SACRAMENTO -- A deal reached Monday by Gov. Jerry Brown and legislative leaders to reduce the state's prison population was greeted warily by lawyers representing inmates who have sued California over conditions behind bars.
“The governor hasn’t built up a lot of trust here,” said Michael Bien, who is handling a lawsuit over mental healthcare.
The lawyers for inmates were not involved in negotiations over the weekend, and Brown said they had no role in reaching a deal.
A panel of three federal judges has ordered the state to reduce its prison population by 9,600 inmates by the end of the year.
As part of a compromise reached with Senate leader Darrell Steinberg (D-Sacramento), the governor agreed to ask the judges for more time to comply with the order. If the extension is granted or the order is loosened, the state would use the breathing room to expand rehabilitation programs aimed at reducing the number of former inmates who commit new crimes and return to prison.
However, if the judges reject the request, the state will move forward with Brown's original plan -- spending hundreds of millions of dollars a year to house inmates in private prisons and other alternate facilities.
Bien said it's unlikely the judges will grant Brown another extension -- the original deadline for reducing the prison population was June 30 -- if the request is not supported by the lawyers.
Right now, he said, the lawyers are skeptical of allowing the state more time to meet the court order, which was originally issued in August 2009 and upheld by the U.S. Supreme Court in June 2011.

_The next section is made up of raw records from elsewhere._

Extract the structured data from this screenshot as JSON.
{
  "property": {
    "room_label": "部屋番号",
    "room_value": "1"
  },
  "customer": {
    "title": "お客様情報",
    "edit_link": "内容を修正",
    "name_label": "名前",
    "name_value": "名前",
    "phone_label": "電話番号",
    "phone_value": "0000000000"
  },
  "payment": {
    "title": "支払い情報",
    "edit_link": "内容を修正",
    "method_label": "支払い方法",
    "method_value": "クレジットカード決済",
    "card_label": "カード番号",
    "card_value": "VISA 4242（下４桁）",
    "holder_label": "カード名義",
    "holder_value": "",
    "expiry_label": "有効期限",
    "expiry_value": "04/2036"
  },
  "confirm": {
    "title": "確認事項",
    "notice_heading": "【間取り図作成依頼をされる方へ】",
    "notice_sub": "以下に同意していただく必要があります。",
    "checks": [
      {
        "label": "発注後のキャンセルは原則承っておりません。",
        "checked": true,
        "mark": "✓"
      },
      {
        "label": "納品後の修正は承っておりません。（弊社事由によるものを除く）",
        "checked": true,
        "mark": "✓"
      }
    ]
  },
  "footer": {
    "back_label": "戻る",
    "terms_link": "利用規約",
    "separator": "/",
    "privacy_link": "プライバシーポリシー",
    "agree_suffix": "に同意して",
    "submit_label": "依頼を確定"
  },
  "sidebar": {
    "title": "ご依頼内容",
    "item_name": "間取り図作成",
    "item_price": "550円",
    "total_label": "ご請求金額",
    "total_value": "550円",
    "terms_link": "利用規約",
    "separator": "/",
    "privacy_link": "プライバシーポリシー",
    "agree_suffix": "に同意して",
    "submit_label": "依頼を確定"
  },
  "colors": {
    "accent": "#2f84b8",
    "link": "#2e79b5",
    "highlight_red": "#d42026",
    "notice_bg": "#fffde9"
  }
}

“We are supportive of the effort to reduce the total burden on prisons by changing California laws … but we have not agreed to the length of time," Bien said.
Brown said he thought there was a chance the judges would go along with the state's revised plan.
“There are little smoke signals emanating from the mountaintops," he told reporters on Monday.
Twitter: @chrismegerianCopyright © 2015, Los Angeles Times